Blood pressure is the pressure of the blood against the blood vessel walls each time the heart contracts (squeezes) to pump blood through the body. High blood pressure is also called hypertension. During pregnancy, severe or uncontrolled hypertension can cause complications for you and your baby.
Chronic hypertension is high blood pressure that was present before you became pregnant or that occurs in the 20 weeks of your pregnancy. If you took blood pressure medication before you became pregnant, even if your blood pressure is normal, you have chronic hypertension.
Gestational hypertension is high blood pressure that first occurs after 20 weeks of pregnancy. Although gestational hypertension usually goes away after childbirth, it may increase the risk of developing hypertension in the future.
Risks of hypertension during pregnancy

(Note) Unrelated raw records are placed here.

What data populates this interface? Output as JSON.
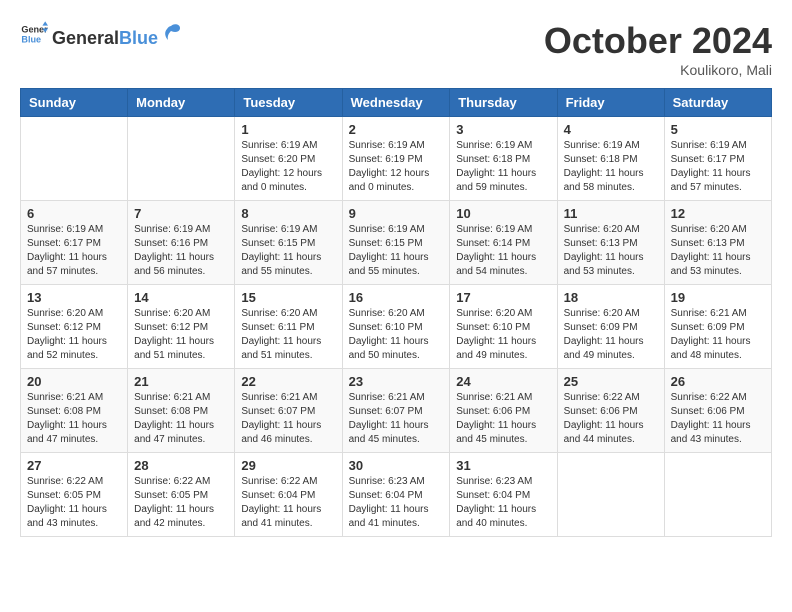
{
  "logo": {
    "general": "General",
    "blue": "Blue"
  },
  "title": "October 2024",
  "location": "Koulikoro, Mali",
  "days_header": [
    "Sunday",
    "Monday",
    "Tuesday",
    "Wednesday",
    "Thursday",
    "Friday",
    "Saturday"
  ],
  "weeks": [
    [
      {
        "day": "",
        "info": ""
      },
      {
        "day": "",
        "info": ""
      },
      {
        "day": "1",
        "info": "Sunrise: 6:19 AM\nSunset: 6:20 PM\nDaylight: 12 hours and 0 minutes."
      },
      {
        "day": "2",
        "info": "Sunrise: 6:19 AM\nSunset: 6:19 PM\nDaylight: 12 hours and 0 minutes."
      },
      {
        "day": "3",
        "info": "Sunrise: 6:19 AM\nSunset: 6:18 PM\nDaylight: 11 hours and 59 minutes."
      },
      {
        "day": "4",
        "info": "Sunrise: 6:19 AM\nSunset: 6:18 PM\nDaylight: 11 hours and 58 minutes."
      },
      {
        "day": "5",
        "info": "Sunrise: 6:19 AM\nSunset: 6:17 PM\nDaylight: 11 hours and 57 minutes."
      }
    ],
    [
      {
        "day": "6",
        "info": "Sunrise: 6:19 AM\nSunset: 6:17 PM\nDaylight: 11 hours and 57 minutes."
      },
      {
        "day": "7",
        "info": "Sunrise: 6:19 AM\nSunset: 6:16 PM\nDaylight: 11 hours and 56 minutes."
      },
      {
        "day": "8",
        "info": "Sunrise: 6:19 AM\nSunset: 6:15 PM\nDaylight: 11 hours and 55 minutes."
      },
      {
        "day": "9",
        "info": "Sunrise: 6:19 AM\nSunset: 6:15 PM\nDaylight: 11 hours and 55 minutes."
      },
      {
        "day": "10",
        "info": "Sunrise: 6:19 AM\nSunset: 6:14 PM\nDaylight: 11 hours and 54 minutes."
      },
      {
        "day": "11",
        "info": "Sunrise: 6:20 AM\nSunset: 6:13 PM\nDaylight: 11 hours and 53 minutes."
      },
      {
        "day": "12",
        "info": "Sunrise: 6:20 AM\nSunset: 6:13 PM\nDaylight: 11 hours and 53 minutes."
      }
    ],
    [
      {
        "day": "13",
        "info": "Sunrise: 6:20 AM\nSunset: 6:12 PM\nDaylight: 11 hours and 52 minutes."
      },
      {
        "day": "14",
        "info": "Sunrise: 6:20 AM\nSunset: 6:12 PM\nDaylight: 11 hours and 51 minutes."
      },
      {
        "day": "15",
        "info": "Sunrise: 6:20 AM\nSunset: 6:11 PM\nDaylight: 11 hours and 51 minutes."
      },
      {
        "day": "16",
        "info": "Sunrise: 6:20 AM\nSunset: 6:10 PM\nDaylight: 11 hours and 50 minutes."
      },
      {
        "day": "17",
        "info": "Sunrise: 6:20 AM\nSunset: 6:10 PM\nDaylight: 11 hours and 49 minutes."
      },
      {
        "day": "18",
        "info": "Sunrise: 6:20 AM\nSunset: 6:09 PM\nDaylight: 11 hours and 49 minutes."
      },
      {
        "day": "19",
        "info": "Sunrise: 6:21 AM\nSunset: 6:09 PM\nDaylight: 11 hours and 48 minutes."
      }
    ],
    [
      {
        "day": "20",
        "info": "Sunrise: 6:21 AM\nSunset: 6:08 PM\nDaylight: 11 hours and 47 minutes."
      },
      {
        "day": "21",
        "info": "Sunrise: 6:21 AM\nSunset: 6:08 PM\nDaylight: 11 hours and 47 minutes."
      },
      {
        "day": "22",
        "info": "Sunrise: 6:21 AM\nSunset: 6:07 PM\nDaylight: 11 hours and 46 minutes."
      },
      {
        "day": "23",
        "info": "Sunrise: 6:21 AM\nSunset: 6:07 PM\nDaylight: 11 hours and 45 minutes."
      },
      {
        "day": "24",
        "info": "Sunrise: 6:21 AM\nSunset: 6:06 PM\nDaylight: 11 hours and 45 minutes."
      },
      {
        "day": "25",
        "info": "Sunrise: 6:22 AM\nSunset: 6:06 PM\nDaylight: 11 hours and 44 minutes."
      },
      {
        "day": "26",
        "info": "Sunrise: 6:22 AM\nSunset: 6:06 PM\nDaylight: 11 hours and 43 minutes."
      }
    ],
    [
      {
        "day": "27",
        "info": "Sunrise: 6:22 AM\nSunset: 6:05 PM\nDaylight: 11 hours and 43 minutes."
      },
      {
        "day": "28",
        "info": "Sunrise: 6:22 AM\nSunset: 6:05 PM\nDaylight: 11 hours and 42 minutes."
      },
      {
        "day": "29",
        "info": "Sunrise: 6:22 AM\nSunset: 6:04 PM\nDaylight: 11 hours and 41 minutes."
      },
      {
        "day": "30",
        "info": "Sunrise: 6:23 AM\nSunset: 6:04 PM\nDaylight: 11 hours and 41 minutes."
      },
      {
        "day": "31",
        "info": "Sunrise: 6:23 AM\nSunset: 6:04 PM\nDaylight: 11 hours and 40 minutes."
      },
      {
        "day": "",
        "info": ""
      },
      {
        "day": "",
        "info": ""
      }
    ]
  ]
}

High blood pressure during pregnancy can place extra stress on your heart and kidneys and can increase your risk of heart disease, kidney disease and stroke. Other possible complications include:
- Fetal growth restriction – high blood pressure can decrease the flow of nutrients to the baby through the placenta. The baby may have growth problems as a result.
- Preeclampsia – this condition is more likely to occur in women with chronic high blood pressure.
- Preterm delivery – if the placenta is not providing enough nutrients and oxygen to your baby, it may be decided that early delivery is better for your baby than allowing the pregnancy to continue.
- Placental abruption – this condition, in which the placenta prematurely detaches from the wall of the uterus, is a medical emergency that requires immediate treatment.
- Cesarean delivery – women with hypertension are more likely to have a cesarean delivery than women with normal blood pressure.
Treatments for chronic hypertension during pregnancy
Your blood pressure will be monitored closely through pregnancy. You may need to monitor your blood pressure at home. Ultrasound exams may be done throughout pregnancy to track the growth of your baby. If growth problems are suspected, you may have additional tests that monitor the baby’s health. This testing usually begins in the third trimester of pregnancy.
If your hypertension is mild, your blood pressure may stay that way of even return to normal during pregnancy and your medication may be stopped or your dosage decreased. If you have sever hypertension or have health problems related to your hypertension, you may need to start or continue taking blood pressure medication during pregnancy.